In the absence of the mayor, the president of the city council would act as CWDI’s corporate owner.

“The work of CWDI involves assets paid for by public funds and the public mission on behalf of the city,” Rideout said. “Accordingly, CWDI must ultimately be accountable to public officials elected by the public and accountable to the public. Given the differences of opinion that have developed between the city and CWDI, having the CWDI board become the sole member in the future is not acceptable.

“I wish to reiterate that these proposed amendments by me as the sole member of the nonprofit CWDI provide an opportunity for the Cambridge Harbor Project to get back on track. There are many important and exciting aspects of the current plans. These amendments to the articles make it more likely for the project to be successful.

Ultimately, no major aspect of the Cambridge Harbor Project can proceed without the approval of the mayor and the commissioners, including land use, approvals and approvals of any tax increment financing district. I hope my friends on the CWDI Board of directors embrace this opportunity. I encourage the public to read the proposed amendments and let me know your views prior to my taking further action in this matter.”

CWDI executive director Matt Leonard attended the announcement but turned away when asked whether CWDI was likely to accept Rideout’s appeal.

City manager Tom Carroll said he received a letter yesterday from CWDI’s law firm, threatening to sue the city.

Ridout’s action this morning follows weeks of simmering tension between CWDI, the city administration and a growing number of residents after Carroll resigned, citing intractable problems with the waterfront board.

Rideout attended CWDI’s March 14th meeting as the corporate representative, but Leonard refused to allow him to stay when CWDI went into closed session.

That was followed by a story last week on WHCP that found CWDI had failed to comply with the 2021 agreement with the city requiring CWDI to select a master developer for the Cambridge Harbor site and
provide the public with summaries of each developer’s plans before making the selection. CWDI neither chose a developer nor posted any developer proposals.
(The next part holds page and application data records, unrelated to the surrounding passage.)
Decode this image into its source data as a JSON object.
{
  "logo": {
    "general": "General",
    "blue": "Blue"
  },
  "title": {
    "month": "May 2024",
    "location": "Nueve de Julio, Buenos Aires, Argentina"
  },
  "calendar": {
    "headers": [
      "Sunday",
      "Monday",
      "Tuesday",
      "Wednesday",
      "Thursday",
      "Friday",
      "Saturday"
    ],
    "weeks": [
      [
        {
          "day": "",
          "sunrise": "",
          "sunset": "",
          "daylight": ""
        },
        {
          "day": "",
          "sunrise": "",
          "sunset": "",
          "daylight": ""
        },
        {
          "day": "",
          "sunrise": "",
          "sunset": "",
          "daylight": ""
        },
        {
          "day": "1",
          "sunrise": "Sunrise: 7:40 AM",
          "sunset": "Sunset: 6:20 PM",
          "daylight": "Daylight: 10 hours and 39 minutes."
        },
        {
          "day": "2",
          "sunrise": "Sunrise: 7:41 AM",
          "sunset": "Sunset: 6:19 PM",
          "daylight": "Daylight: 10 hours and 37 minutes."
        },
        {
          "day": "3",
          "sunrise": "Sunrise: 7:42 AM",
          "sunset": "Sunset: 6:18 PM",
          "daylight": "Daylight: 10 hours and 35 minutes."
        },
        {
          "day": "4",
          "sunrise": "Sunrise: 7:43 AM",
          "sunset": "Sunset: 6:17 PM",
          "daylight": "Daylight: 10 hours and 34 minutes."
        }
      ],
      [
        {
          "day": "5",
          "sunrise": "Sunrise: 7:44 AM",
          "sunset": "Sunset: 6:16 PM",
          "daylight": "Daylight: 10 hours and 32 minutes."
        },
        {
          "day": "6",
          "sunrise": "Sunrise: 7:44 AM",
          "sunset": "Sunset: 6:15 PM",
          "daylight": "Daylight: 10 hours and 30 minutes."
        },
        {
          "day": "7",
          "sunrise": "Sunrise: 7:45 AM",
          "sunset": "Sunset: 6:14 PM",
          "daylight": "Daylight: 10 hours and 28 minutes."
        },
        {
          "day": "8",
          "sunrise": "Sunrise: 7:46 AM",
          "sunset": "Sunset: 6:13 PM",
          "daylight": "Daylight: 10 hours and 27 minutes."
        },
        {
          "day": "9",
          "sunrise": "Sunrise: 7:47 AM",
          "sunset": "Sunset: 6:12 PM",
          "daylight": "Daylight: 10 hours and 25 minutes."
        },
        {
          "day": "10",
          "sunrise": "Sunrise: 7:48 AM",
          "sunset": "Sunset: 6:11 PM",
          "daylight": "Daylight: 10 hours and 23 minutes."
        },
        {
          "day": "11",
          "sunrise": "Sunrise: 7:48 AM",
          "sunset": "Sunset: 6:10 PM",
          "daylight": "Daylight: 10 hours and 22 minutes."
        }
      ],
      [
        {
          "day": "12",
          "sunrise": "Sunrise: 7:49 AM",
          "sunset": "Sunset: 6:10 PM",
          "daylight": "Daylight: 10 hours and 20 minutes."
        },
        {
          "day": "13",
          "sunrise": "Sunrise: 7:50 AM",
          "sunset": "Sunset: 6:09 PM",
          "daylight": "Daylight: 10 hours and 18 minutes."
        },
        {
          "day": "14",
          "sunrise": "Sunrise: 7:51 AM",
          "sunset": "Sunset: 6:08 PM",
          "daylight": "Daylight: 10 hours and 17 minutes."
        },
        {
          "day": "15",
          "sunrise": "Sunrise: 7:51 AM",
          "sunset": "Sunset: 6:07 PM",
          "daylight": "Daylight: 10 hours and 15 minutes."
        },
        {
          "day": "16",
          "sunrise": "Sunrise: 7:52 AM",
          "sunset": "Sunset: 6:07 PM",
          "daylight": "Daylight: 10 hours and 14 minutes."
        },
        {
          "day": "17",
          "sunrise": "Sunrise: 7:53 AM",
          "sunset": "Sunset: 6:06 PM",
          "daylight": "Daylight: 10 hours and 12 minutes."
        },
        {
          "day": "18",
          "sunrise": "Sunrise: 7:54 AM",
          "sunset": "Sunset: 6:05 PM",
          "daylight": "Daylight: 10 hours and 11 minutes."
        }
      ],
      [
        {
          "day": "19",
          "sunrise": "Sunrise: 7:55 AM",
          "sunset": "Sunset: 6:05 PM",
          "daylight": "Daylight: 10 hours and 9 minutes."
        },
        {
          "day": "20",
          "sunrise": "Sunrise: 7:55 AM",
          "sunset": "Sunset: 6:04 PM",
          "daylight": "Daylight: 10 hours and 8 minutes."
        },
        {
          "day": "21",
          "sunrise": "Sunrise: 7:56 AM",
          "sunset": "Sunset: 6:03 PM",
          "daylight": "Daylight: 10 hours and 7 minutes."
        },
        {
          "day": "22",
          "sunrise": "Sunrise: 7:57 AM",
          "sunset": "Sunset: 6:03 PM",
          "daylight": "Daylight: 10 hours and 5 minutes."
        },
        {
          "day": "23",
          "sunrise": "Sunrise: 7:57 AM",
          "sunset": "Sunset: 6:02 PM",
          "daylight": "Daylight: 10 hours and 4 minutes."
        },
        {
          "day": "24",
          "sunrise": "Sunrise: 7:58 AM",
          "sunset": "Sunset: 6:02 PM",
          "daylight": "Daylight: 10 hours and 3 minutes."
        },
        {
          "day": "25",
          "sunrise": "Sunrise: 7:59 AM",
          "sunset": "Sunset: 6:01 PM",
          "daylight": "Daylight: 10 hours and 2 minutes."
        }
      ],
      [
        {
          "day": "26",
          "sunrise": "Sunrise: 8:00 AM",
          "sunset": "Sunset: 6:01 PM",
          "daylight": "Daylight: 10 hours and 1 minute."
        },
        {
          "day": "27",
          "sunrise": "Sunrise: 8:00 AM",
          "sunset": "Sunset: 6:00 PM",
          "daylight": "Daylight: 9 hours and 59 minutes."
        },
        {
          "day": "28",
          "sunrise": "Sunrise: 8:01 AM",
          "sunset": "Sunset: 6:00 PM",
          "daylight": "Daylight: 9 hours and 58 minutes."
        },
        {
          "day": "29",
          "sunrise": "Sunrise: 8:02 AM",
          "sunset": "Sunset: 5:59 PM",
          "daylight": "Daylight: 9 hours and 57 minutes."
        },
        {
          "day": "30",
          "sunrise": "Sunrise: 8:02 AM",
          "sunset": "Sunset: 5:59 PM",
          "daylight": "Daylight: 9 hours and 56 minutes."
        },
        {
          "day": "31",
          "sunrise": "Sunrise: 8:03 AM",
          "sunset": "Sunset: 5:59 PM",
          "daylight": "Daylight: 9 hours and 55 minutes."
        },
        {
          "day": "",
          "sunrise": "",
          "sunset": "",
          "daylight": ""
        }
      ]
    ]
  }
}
Instead, members of its board and Leonard said they concluded all master developers’ plans were unacceptable and they decided to act as the project’s master developer themselves.

WHCP has found no record that this change was made in consultation with the city, state, or Dorchester County officials. Similarly, none of CWDI’s public meeting minutes show that its decision was discussed or put to a vote by CWDI board members.

In a memo Friday to the mayor and city council, Carroll predicted that lawyers involved in CWDI’s planned property sales to an unnamed hotel company and to Yacht Maintenance Company would pause when they discovered that CWDI never picked a developer or disclosed plans to the public as required by covenants in the property transfer agreement.

“CWDI officials have failed to fulfill their legal requirements made to Cambridge community a mere two years ago, even as they continue to describe their plan as ‘community driven’.” Carroll wrote.

“Any CWDI official who is party to the transfer of land in March of 2022, who remains affiliated with CWDI today should resign immediately, so Cambridge Harbor Project can have a new start.”

Leonard, who often avoids fulfilling public information requests, complained in an email last week that city officials were releasing his plans and communications about CWDI to the media and the public.

“The city’s intransigence regarding confidentiality remains an issue,” Leonard wrote in an email Thursday.Leonard noted that he proposed that the city sign a non-disclosure agreement for exchanging information with CWDI.

Carroll replied, “No public official can utilize an NDA to avoid the need to fulfill public records requests. I don’t feel you have ever understood this important distinction.”

Following Carol’s resignation and criticisms of CWDI, Leonard announced that CWDI would conduct a public meeting to address questions from concerned residents. That meeting scheduled for Thursday at 6:00 PM at the Chesapeake Grove Intergenerational Center, 108 Chesapeake Street in Cambridge. Leonard said CWDI will put on a presentation then answer select questions that people emailed to CWDI. The public is not allowed to comment at the meeting – Jim Brady